EXERCISE PROMPT ->
Even where a record seems odd, copy it exactly as it appears below.

BEGIN PROVIDED RECORDS

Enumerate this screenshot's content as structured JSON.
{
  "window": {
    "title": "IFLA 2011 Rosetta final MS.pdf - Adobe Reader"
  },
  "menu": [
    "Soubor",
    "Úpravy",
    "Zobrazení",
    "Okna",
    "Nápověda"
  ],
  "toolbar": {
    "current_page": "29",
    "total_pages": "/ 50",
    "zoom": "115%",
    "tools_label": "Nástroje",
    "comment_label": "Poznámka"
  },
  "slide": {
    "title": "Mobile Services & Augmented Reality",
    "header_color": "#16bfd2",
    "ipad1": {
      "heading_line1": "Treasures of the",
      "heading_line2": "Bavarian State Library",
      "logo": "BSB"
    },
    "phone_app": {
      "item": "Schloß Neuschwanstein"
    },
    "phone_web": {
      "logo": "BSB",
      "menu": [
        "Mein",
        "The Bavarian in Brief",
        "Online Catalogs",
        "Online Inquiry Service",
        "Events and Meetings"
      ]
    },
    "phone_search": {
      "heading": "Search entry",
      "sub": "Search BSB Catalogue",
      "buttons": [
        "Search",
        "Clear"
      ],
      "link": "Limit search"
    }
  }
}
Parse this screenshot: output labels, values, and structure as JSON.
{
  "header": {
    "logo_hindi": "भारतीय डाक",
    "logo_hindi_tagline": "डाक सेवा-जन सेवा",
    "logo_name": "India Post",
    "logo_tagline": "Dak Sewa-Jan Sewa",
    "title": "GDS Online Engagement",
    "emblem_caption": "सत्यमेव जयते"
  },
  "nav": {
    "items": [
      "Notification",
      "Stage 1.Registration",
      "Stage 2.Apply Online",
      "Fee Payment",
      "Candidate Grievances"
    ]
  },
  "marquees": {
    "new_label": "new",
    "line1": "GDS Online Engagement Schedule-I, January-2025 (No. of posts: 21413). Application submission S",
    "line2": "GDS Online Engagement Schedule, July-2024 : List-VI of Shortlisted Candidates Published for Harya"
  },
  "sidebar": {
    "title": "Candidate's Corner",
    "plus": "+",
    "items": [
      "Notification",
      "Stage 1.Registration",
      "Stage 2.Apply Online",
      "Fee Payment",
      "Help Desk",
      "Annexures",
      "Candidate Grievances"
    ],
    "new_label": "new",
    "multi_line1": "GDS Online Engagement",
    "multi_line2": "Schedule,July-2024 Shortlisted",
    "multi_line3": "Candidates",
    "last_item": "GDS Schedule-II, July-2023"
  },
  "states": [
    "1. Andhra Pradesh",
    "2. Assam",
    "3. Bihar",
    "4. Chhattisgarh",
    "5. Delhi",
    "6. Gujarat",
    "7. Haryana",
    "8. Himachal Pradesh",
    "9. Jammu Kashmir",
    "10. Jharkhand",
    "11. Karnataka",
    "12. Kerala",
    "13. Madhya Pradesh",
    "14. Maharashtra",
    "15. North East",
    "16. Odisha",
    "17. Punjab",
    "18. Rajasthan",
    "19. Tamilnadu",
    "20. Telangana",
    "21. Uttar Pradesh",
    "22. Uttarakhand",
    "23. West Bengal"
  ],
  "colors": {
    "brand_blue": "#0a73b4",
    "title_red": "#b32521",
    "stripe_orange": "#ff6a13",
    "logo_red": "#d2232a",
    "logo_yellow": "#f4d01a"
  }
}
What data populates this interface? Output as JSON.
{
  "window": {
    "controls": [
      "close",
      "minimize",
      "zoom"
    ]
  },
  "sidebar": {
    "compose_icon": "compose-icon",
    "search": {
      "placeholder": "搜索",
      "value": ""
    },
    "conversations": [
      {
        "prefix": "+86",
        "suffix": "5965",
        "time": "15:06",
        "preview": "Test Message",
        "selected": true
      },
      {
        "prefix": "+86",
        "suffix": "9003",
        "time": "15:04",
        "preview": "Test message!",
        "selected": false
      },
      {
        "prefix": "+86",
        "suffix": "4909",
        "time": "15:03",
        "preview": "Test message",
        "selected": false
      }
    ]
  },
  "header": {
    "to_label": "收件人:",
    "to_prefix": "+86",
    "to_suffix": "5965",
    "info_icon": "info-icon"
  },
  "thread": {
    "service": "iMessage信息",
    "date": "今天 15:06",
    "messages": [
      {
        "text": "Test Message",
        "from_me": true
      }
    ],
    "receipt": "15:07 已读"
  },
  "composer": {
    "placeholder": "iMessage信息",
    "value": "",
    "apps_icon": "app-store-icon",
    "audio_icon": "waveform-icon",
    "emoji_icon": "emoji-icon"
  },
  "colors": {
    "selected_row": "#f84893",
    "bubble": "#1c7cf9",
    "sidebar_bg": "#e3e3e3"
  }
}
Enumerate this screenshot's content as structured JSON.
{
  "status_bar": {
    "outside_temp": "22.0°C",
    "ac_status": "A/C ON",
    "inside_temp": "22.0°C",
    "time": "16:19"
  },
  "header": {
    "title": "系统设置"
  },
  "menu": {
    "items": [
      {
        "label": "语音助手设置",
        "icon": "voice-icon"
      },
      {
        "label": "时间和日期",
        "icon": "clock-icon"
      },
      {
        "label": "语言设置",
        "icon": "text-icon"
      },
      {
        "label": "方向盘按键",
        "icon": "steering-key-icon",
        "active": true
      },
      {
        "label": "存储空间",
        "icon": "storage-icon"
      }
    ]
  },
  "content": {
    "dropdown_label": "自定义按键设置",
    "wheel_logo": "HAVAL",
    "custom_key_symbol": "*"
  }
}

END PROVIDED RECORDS

TASK RESPONSE ->
Enumerate this screenshot's content as structured JSON.
{
  "window": {
    "title": "IFLA 2011 Rosetta final MS.pdf - Adobe Reader"
  },
  "menu": [
    "Soubor",
    "Úpravy",
    "Zobrazení",
    "Okna",
    "Nápověda"
  ],
  "toolbar": {
    "current_page": "29",
    "total_pages": "/ 50",
    "zoom": "115%",
    "tools_label": "Nástroje",
    "comment_label": "Poznámka"
  },
  "slide": {
    "title": "Mobile Services & Augmented Reality",
    "header_color": "#16bfd2",
    "ipad1": {
      "heading_line1": "Treasures of the",
      "heading_line2": "Bavarian State Library",
      "logo": "BSB"
    },
    "phone_app": {
      "item": "Schloß Neuschwanstein"
    },
    "phone_web": {
      "logo": "BSB",
      "menu": [
        "Mein",
        "The Bavarian in Brief",
        "Online Catalogs",
        "Online Inquiry Service",
        "Events and Meetings"
      ]
    },
    "phone_search": {
      "heading": "Search entry",
      "sub": "Search BSB Catalogue",
      "buttons": [
        "Search",
        "Clear"
      ],
      "link": "Limit search"
    }
  }
}
Parse this screenshot: output labels, values, and structure as JSON.
{
  "header": {
    "logo_hindi": "भारतीय डाक",
    "logo_hindi_tagline": "डाक सेवा-जन सेवा",
    "logo_name": "India Post",
    "logo_tagline": "Dak Sewa-Jan Sewa",
    "title": "GDS Online Engagement",
    "emblem_caption": "सत्यमेव जयते"
  },
  "nav": {
    "items": [
      "Notification",
      "Stage 1.Registration",
      "Stage 2.Apply Online",
      "Fee Payment",
      "Candidate Grievances"
    ]
  },
  "marquees": {
    "new_label": "new",
    "line1": "GDS Online Engagement Schedule-I, January-2025 (No. of posts: 21413). Application submission S",
    "line2": "GDS Online Engagement Schedule, July-2024 : List-VI of Shortlisted Candidates Published for Harya"
  },
  "sidebar": {
    "title": "Candidate's Corner",
    "plus": "+",
    "items": [
      "Notification",
      "Stage 1.Registration",
      "Stage 2.Apply Online",
      "Fee Payment",
      "Help Desk",
      "Annexures",
      "Candidate Grievances"
    ],
    "new_label": "new",
    "multi_line1": "GDS Online Engagement",
    "multi_line2": "Schedule,July-2024 Shortlisted",
    "multi_line3": "Candidates",
    "last_item": "GDS Schedule-II, July-2023"
  },
  "states": [
    "1. Andhra Pradesh",
    "2. Assam",
    "3. Bihar",
    "4. Chhattisgarh",
    "5. Delhi",
    "6. Gujarat",
    "7. Haryana",
    "8. Himachal Pradesh",
    "9. Jammu Kashmir",
    "10. Jharkhand",
    "11. Karnataka",
    "12. Kerala",
    "13. Madhya Pradesh",
    "14. Maharashtra",
    "15. North East",
    "16. Odisha",
    "17. Punjab",
    "18. Rajasthan",
    "19. Tamilnadu",
    "20. Telangana",
    "21. Uttar Pradesh",
    "22. Uttarakhand",
    "23. West Bengal"
  ],
  "colors": {
    "brand_blue": "#0a73b4",
    "title_red": "#b32521",
    "stripe_orange": "#ff6a13",
    "logo_red": "#d2232a",
    "logo_yellow": "#f4d01a"
  }
}
What data populates this interface? Output as JSON.
{
  "window": {
    "controls": [
      "close",
      "minimize",
      "zoom"
    ]
  },
  "sidebar": {
    "compose_icon": "compose-icon",
    "search": {
      "placeholder": "搜索",
      "value": ""
    },
    "conversations": [
      {
        "prefix": "+86",
        "suffix": "5965",
        "time": "15:06",
        "preview": "Test Message",
        "selected": true
      },
      {
        "prefix": "+86",
        "suffix": "9003",
        "time": "15:04",
        "preview": "Test message!",
        "selected": false
      },
      {
        "prefix": "+86",
        "suffix": "4909",
        "time": "15:03",
        "preview": "Test message",
        "selected": false
      }
    ]
  },
  "header": {
    "to_label": "收件人:",
    "to_prefix": "+86",
    "to_suffix": "5965",
    "info_icon": "info-icon"
  },
  "thread": {
    "service": "iMessage信息",
    "date": "今天 15:06",
    "messages": [
      {
        "text": "Test Message",
        "from_me": true
      }
    ],
    "receipt": "15:07 已读"
  },
  "composer": {
    "placeholder": "iMessage信息",
    "value": "",
    "apps_icon": "app-store-icon",
    "audio_icon": "waveform-icon",
    "emoji_icon": "emoji-icon"
  },
  "colors": {
    "selected_row": "#f84893",
    "bubble": "#1c7cf9",
    "sidebar_bg": "#e3e3e3"
  }
}
Enumerate this screenshot's content as structured JSON.
{
  "status_bar": {
    "outside_temp": "22.0°C",
    "ac_status": "A/C ON",
    "inside_temp": "22.0°C",
    "time": "16:19"
  },
  "header": {
    "title": "系统设置"
  },
  "menu": {
    "items": [
      {
        "label": "语音助手设置",
        "icon": "voice-icon"
      },
      {
        "label": "时间和日期",
        "icon": "clock-icon"
      },
      {
        "label": "语言设置",
        "icon": "text-icon"
      },
      {
        "label": "方向盘按键",
        "icon": "steering-key-icon",
        "active": true
      },
      {
        "label": "存储空间",
        "icon": "storage-icon"
      }
    ]
  },
  "content": {
    "dropdown_label": "自定义按键设置",
    "wheel_logo": "HAVAL",
    "custom_key_symbol": "*"
  }
}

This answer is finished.